TASK PROMPT
What must be returned is the number of lines in the records holding the word "meta", with no other text.

DATASET EXTRACT
=== Section Start ===
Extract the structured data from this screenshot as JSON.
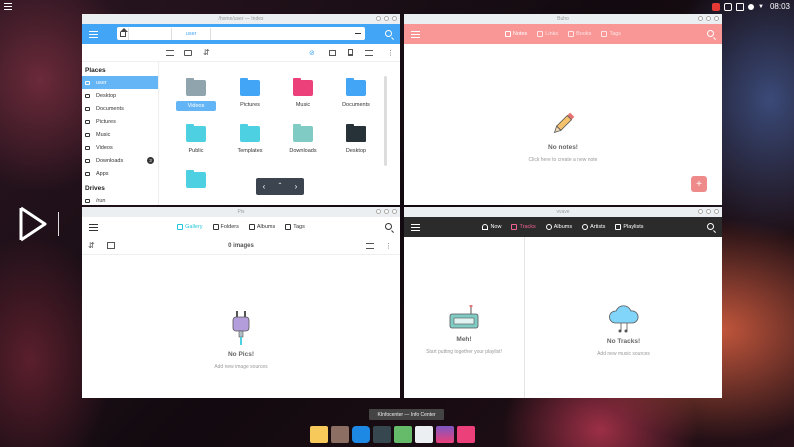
{
  "topbar": {
    "clock": "08:03"
  },
  "colors": {
    "index_blue": "#42a5f5",
    "buho_pink": "#f99696",
    "vvave_dark": "#2b2b2b",
    "pix_accent": "#26c6da",
    "vvave_accent": "#f06292"
  },
  "index": {
    "title": "/home/user — Index",
    "breadcrumb": [
      "home",
      "user"
    ],
    "sidebar": {
      "places_title": "Places",
      "places": [
        {
          "label": "user",
          "icon": "home-icon"
        },
        {
          "label": "Desktop",
          "icon": "desktop-icon"
        },
        {
          "label": "Documents",
          "icon": "folder-icon"
        },
        {
          "label": "Pictures",
          "icon": "folder-icon"
        },
        {
          "label": "Music",
          "icon": "music-icon"
        },
        {
          "label": "Videos",
          "icon": "video-icon"
        },
        {
          "label": "Downloads",
          "icon": "download-icon",
          "badge": "3"
        },
        {
          "label": "Apps",
          "icon": "apps-icon"
        }
      ],
      "drives_title": "Drives",
      "drives": [
        {
          "label": "/run",
          "icon": "drive-icon"
        }
      ]
    },
    "folders": [
      {
        "label": "Videos",
        "color": "#90a4ae"
      },
      {
        "label": "Pictures",
        "color": "#42a5f5"
      },
      {
        "label": "Music",
        "color": "#ec407a"
      },
      {
        "label": "Documents",
        "color": "#42a5f5"
      },
      {
        "label": "Public",
        "color": "#4dd0e1"
      },
      {
        "label": "Templates",
        "color": "#4dd0e1"
      },
      {
        "label": "Downloads",
        "color": "#80cbc4"
      },
      {
        "label": "Desktop",
        "color": "#263238"
      },
      {
        "label": "",
        "color": "#4dd0e1"
      }
    ]
  },
  "buho": {
    "title": "Buho",
    "tabs": [
      "Notes",
      "Links",
      "Books",
      "Tags"
    ],
    "empty_title": "No notes!",
    "empty_sub": "Click here to create a new note",
    "fab": "+"
  },
  "pix": {
    "title": "Pix",
    "tabs": [
      "Gallery",
      "Folders",
      "Albums",
      "Tags"
    ],
    "count": "0 images",
    "empty_title": "No Pics!",
    "empty_sub": "Add new image sources"
  },
  "vvave": {
    "title": "vvave",
    "tabs": [
      "Now",
      "Tracks",
      "Albums",
      "Artists",
      "Playlists"
    ],
    "left_title": "Meh!",
    "left_sub": "Start putting together your playlist!",
    "right_title": "No Tracks!",
    "right_sub": "Add new music sources"
  },
  "taskbar": {
    "tooltip": "KInfocenter — Info Center"
  }
}
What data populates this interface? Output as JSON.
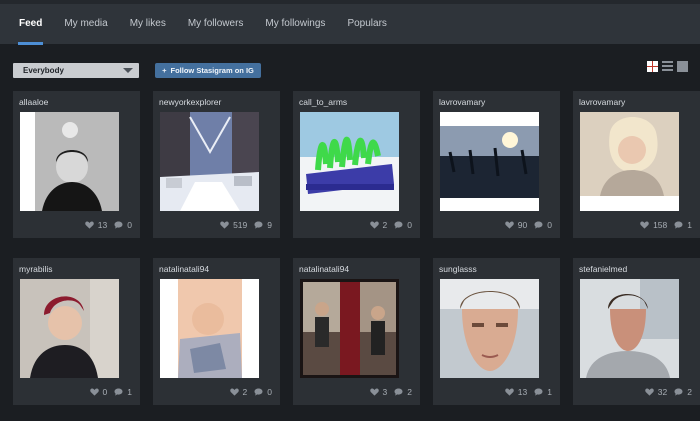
{
  "nav": {
    "tabs": [
      {
        "label": "Feed",
        "active": true
      },
      {
        "label": "My media"
      },
      {
        "label": "My likes"
      },
      {
        "label": "My followers"
      },
      {
        "label": "My followings"
      },
      {
        "label": "Populars"
      }
    ]
  },
  "controls": {
    "filter_value": "Everybody",
    "follow_button": "Follow Stasigram on IG",
    "follow_plus": "+"
  },
  "colors": {
    "accent": "#4d8fd6",
    "follow_button": "#44709e",
    "background": "#1b1e22",
    "card": "#2c3035"
  },
  "feed": {
    "cards": [
      {
        "username": "allaaloe",
        "likes": "13",
        "comments": "0"
      },
      {
        "username": "newyorkexplorer",
        "likes": "519",
        "comments": "9"
      },
      {
        "username": "call_to_arms",
        "likes": "2",
        "comments": "0"
      },
      {
        "username": "lavrovamary",
        "likes": "90",
        "comments": "0"
      },
      {
        "username": "lavrovamary",
        "likes": "158",
        "comments": "1"
      },
      {
        "username": "myrabilis",
        "likes": "0",
        "comments": "1"
      },
      {
        "username": "natalinatali94",
        "likes": "2",
        "comments": "0"
      },
      {
        "username": "natalinatali94",
        "likes": "3",
        "comments": "2"
      },
      {
        "username": "sunglasss",
        "likes": "13",
        "comments": "1"
      },
      {
        "username": "stefanielmed",
        "likes": "32",
        "comments": "2"
      }
    ]
  }
}
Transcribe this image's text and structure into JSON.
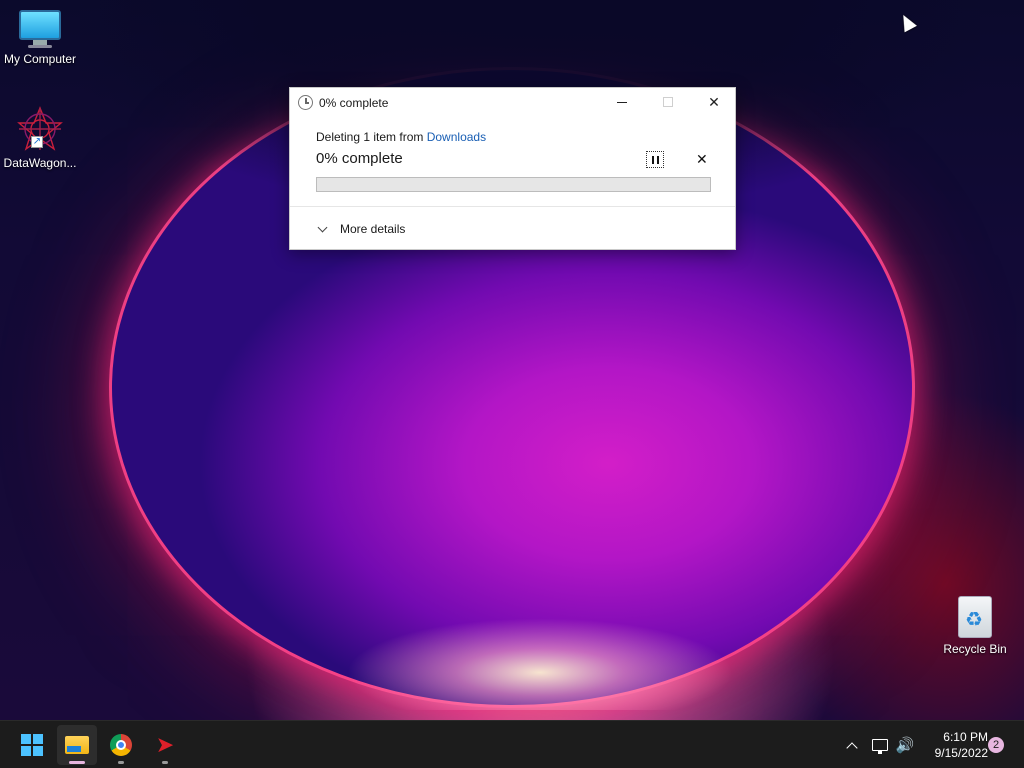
{
  "desktop": {
    "icons": [
      {
        "label": "My Computer",
        "icon": "monitor-icon"
      },
      {
        "label": "DataWagon...",
        "icon": "datawagon-logo-icon"
      },
      {
        "label": "Recycle Bin",
        "icon": "recycle-bin-icon"
      }
    ]
  },
  "dialog": {
    "title": "0% complete",
    "title_icon": "clock-icon",
    "deleting_prefix": "Deleting 1 item from ",
    "deleting_location": "Downloads",
    "progress_text": "0% complete",
    "progress_value": 0,
    "more_details": "More details",
    "link_color": "#1a5fb4"
  },
  "taskbar": {
    "apps": [
      {
        "name": "Start",
        "icon": "windows-start-icon"
      },
      {
        "name": "File Explorer",
        "icon": "file-explorer-icon"
      },
      {
        "name": "Google Chrome",
        "icon": "chrome-icon"
      },
      {
        "name": "Red App",
        "icon": "red-app-icon"
      }
    ],
    "time": "6:10 PM",
    "date": "9/15/2022",
    "notification_count": "2"
  }
}
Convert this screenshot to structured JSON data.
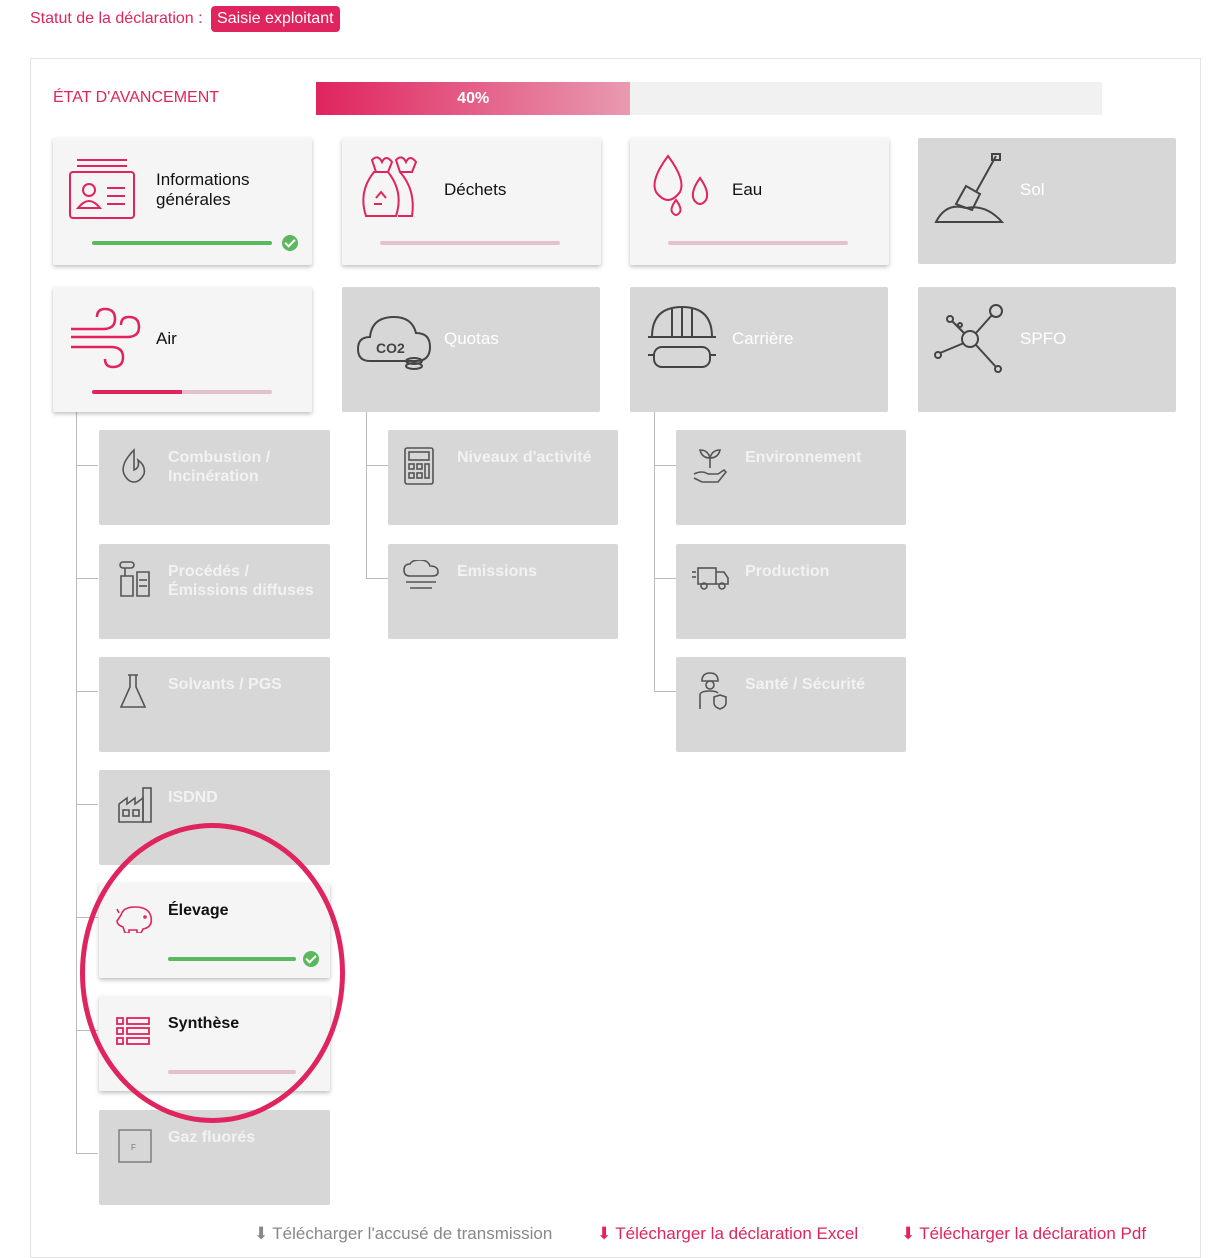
{
  "status": {
    "label": "Statut de la déclaration :",
    "badge": "Saisie exploitant"
  },
  "progress": {
    "label": "ÉTAT D'AVANCEMENT",
    "value_text": "40%",
    "percent": 40
  },
  "cards": {
    "info": {
      "label": "Informations générales",
      "progress": 1.0,
      "done": true
    },
    "dechets": {
      "label": "Déchets",
      "progress": 0.0
    },
    "eau": {
      "label": "Eau",
      "progress": 0.0
    },
    "sol": {
      "label": "Sol"
    },
    "air": {
      "label": "Air",
      "progress": 0.5
    },
    "quotas": {
      "label": "Quotas"
    },
    "carriere": {
      "label": "Carrière"
    },
    "spfo": {
      "label": "SPFO"
    }
  },
  "air_sub": {
    "combustion": "Combustion / Incinération",
    "procedes": "Procédés / Émissions diffuses",
    "solvants": "Solvants / PGS",
    "isdnd": "ISDND",
    "elevage": {
      "label": "Élevage",
      "progress": 1.0,
      "done": true
    },
    "synthese": {
      "label": "Synthèse",
      "progress": 0.0
    },
    "gaz": "Gaz fluorés"
  },
  "quotas_sub": {
    "niveaux": "Niveaux d'activité",
    "emissions": "Emissions"
  },
  "carriere_sub": {
    "environnement": "Environnement",
    "production": "Production",
    "sante": "Santé / Sécurité"
  },
  "downloads": {
    "accuse": "Télécharger l'accusé de transmission",
    "excel": "Télécharger la déclaration Excel",
    "pdf": "Télécharger la déclaration Pdf"
  },
  "colors": {
    "accent": "#e0245e",
    "done": "#5cb85c",
    "inactive": "#d7d7d7"
  }
}
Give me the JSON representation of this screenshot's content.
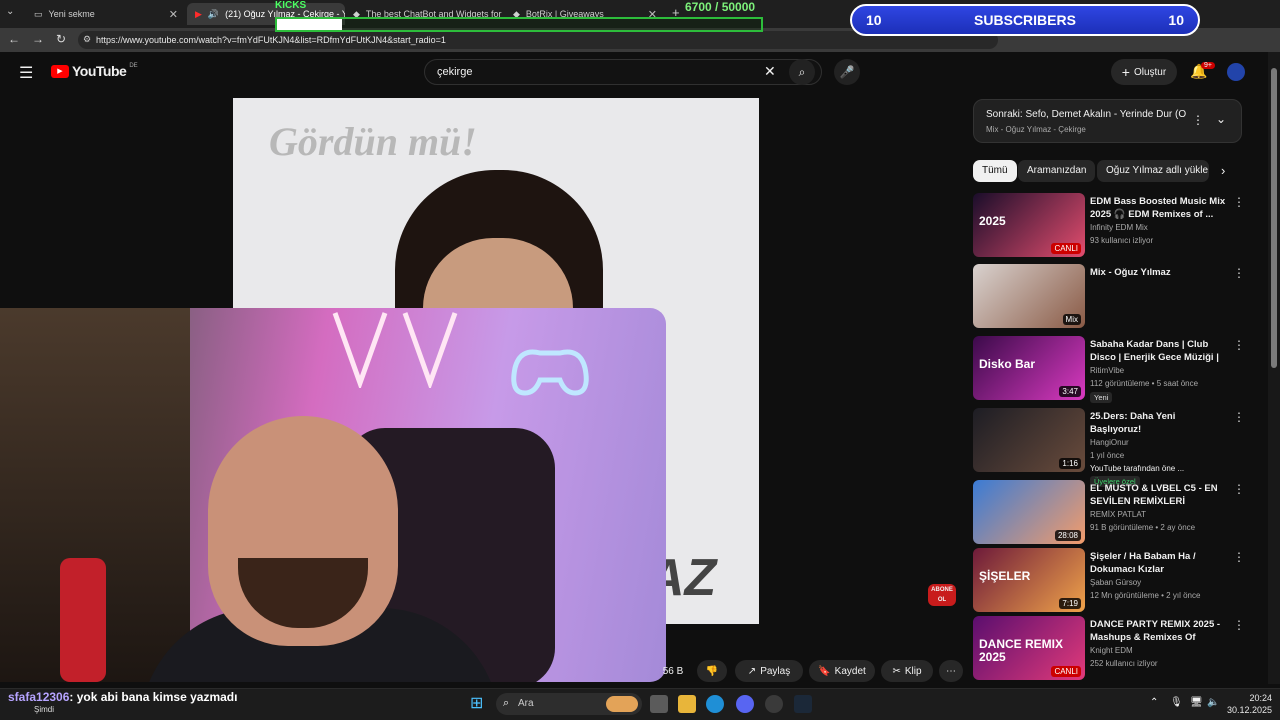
{
  "browser": {
    "tabs": [
      {
        "label": "Yeni sekme"
      },
      {
        "label": "(21) Oğuz Yılmaz - Çekirge - Y"
      },
      {
        "label": "The best ChatBot and Widgets for"
      },
      {
        "label": "BotRix | Giveaways"
      }
    ],
    "url": "https://www.youtube.com/watch?v=fmYdFUtKJN4&list=RDfmYdFUtKJN4&start_radio=1"
  },
  "overlay": {
    "goal_label": "KICKS",
    "goal_count": "6700 / 50000",
    "goal_progress": 0.134,
    "subs_left": "10",
    "subs_label": "SUBSCRIBERS",
    "subs_right": "10"
  },
  "youtube": {
    "logo": "YouTube",
    "region": "DE",
    "search_value": "çekirge",
    "create_label": "Oluştur",
    "notif_count": "9+",
    "video": {
      "caption": "Gördün mü!",
      "name_fragment": "AZ"
    },
    "actions": {
      "dislike_count": "56 B",
      "share": "Paylaş",
      "save": "Kaydet",
      "clip": "Klip"
    },
    "abone": "ABONE OL",
    "upnext": {
      "title": "Sonraki: Sefo, Demet Akalın - Yerinde Dur (Off...",
      "subtitle": "Mix - Oğuz Yılmaz - Çekirge"
    },
    "chips": [
      "Tümü",
      "Aramanızdan",
      "Oğuz Yılmaz adlı yükle"
    ],
    "recs": [
      {
        "title": "EDM Bass Boosted Music Mix 2025 🎧 EDM Remixes of ...",
        "channel": "Infinity EDM Mix",
        "meta": "93 kullanıcı izliyor",
        "badge": "",
        "dur": "CANLI",
        "live": true,
        "thumb_text": "2025",
        "c1": "#1a0d2a",
        "c2": "#e34d6e"
      },
      {
        "title": "Mix - Oğuz Yılmaz",
        "channel": "",
        "meta": "",
        "badge": "",
        "dur": "Mix",
        "live": false,
        "thumb_text": "",
        "c1": "#d9d2cf",
        "c2": "#8a5a45"
      },
      {
        "title": "Sabaha Kadar Dans | Club Disco | Enerjik Gece Müziği | Dance ...",
        "channel": "RitimVibe",
        "meta": "112 görüntüleme • 5 saat önce",
        "badge": "Yeni",
        "dur": "3:47",
        "live": false,
        "thumb_text": "Disko Bar",
        "c1": "#3b0a4a",
        "c2": "#d93ac0"
      },
      {
        "title": "25.Ders: Daha Yeni Başlıyoruz!",
        "channel": "HangiOnur",
        "meta": "1 yıl önce",
        "extra": "YouTube tarafından öne ...",
        "badge": "Üyelere özel",
        "dur": "1:16",
        "live": false,
        "thumb_text": "",
        "c1": "#1d1d24",
        "c2": "#6a4c3c"
      },
      {
        "title": "EL MUSTO & LVBEL C5 - EN SEVİLEN REMİXLERİ",
        "channel": "REMİX PATLAT",
        "meta": "91 B görüntüleme • 2 ay önce",
        "badge": "",
        "dur": "28:08",
        "live": false,
        "thumb_text": "",
        "c1": "#3a7bd5",
        "c2": "#f39c6b"
      },
      {
        "title": "Şişeler / Ha Babam Ha / Dokumacı Kızlar",
        "channel": "Şaban Gürsoy",
        "meta": "12 Mn görüntüleme • 2 yıl önce",
        "badge": "",
        "dur": "7:19",
        "live": false,
        "thumb_text": "ŞİŞELER",
        "c1": "#6d1a3a",
        "c2": "#f0a34a"
      },
      {
        "title": "DANCE PARTY REMIX 2025 - Mashups & Remixes Of Popul...",
        "channel": "Knight EDM",
        "meta": "252 kullanıcı izliyor",
        "badge": "",
        "dur": "CANLI",
        "live": true,
        "thumb_text": "DANCE REMIX 2025",
        "c1": "#5a0e6e",
        "c2": "#e23a7a"
      }
    ]
  },
  "chat": {
    "user": "sfafa12306",
    "message": ": yok abi bana kimse yazmadı",
    "time": "Şimdi"
  },
  "taskbar": {
    "search_placeholder": "Ara",
    "time": "20:24",
    "date": "30.12.2025"
  }
}
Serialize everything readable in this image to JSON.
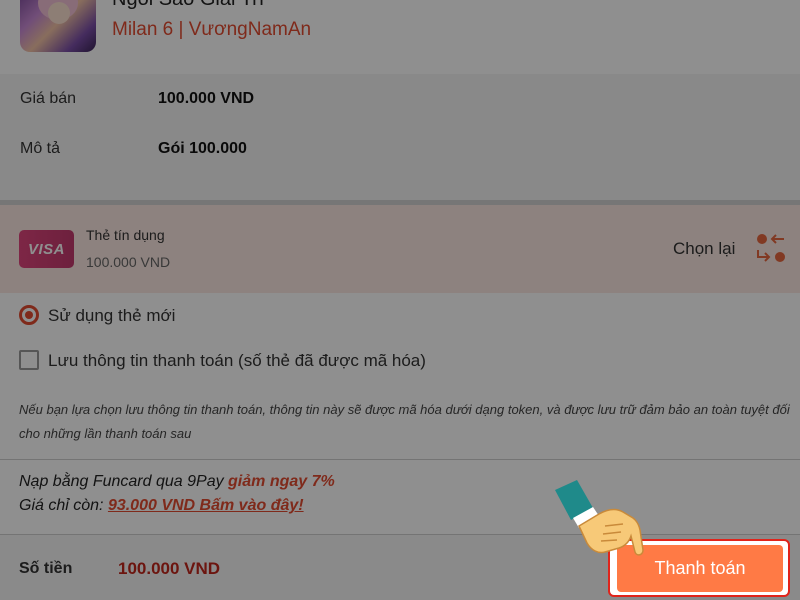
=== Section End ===
OUTPUT OF THE EXERCISE
7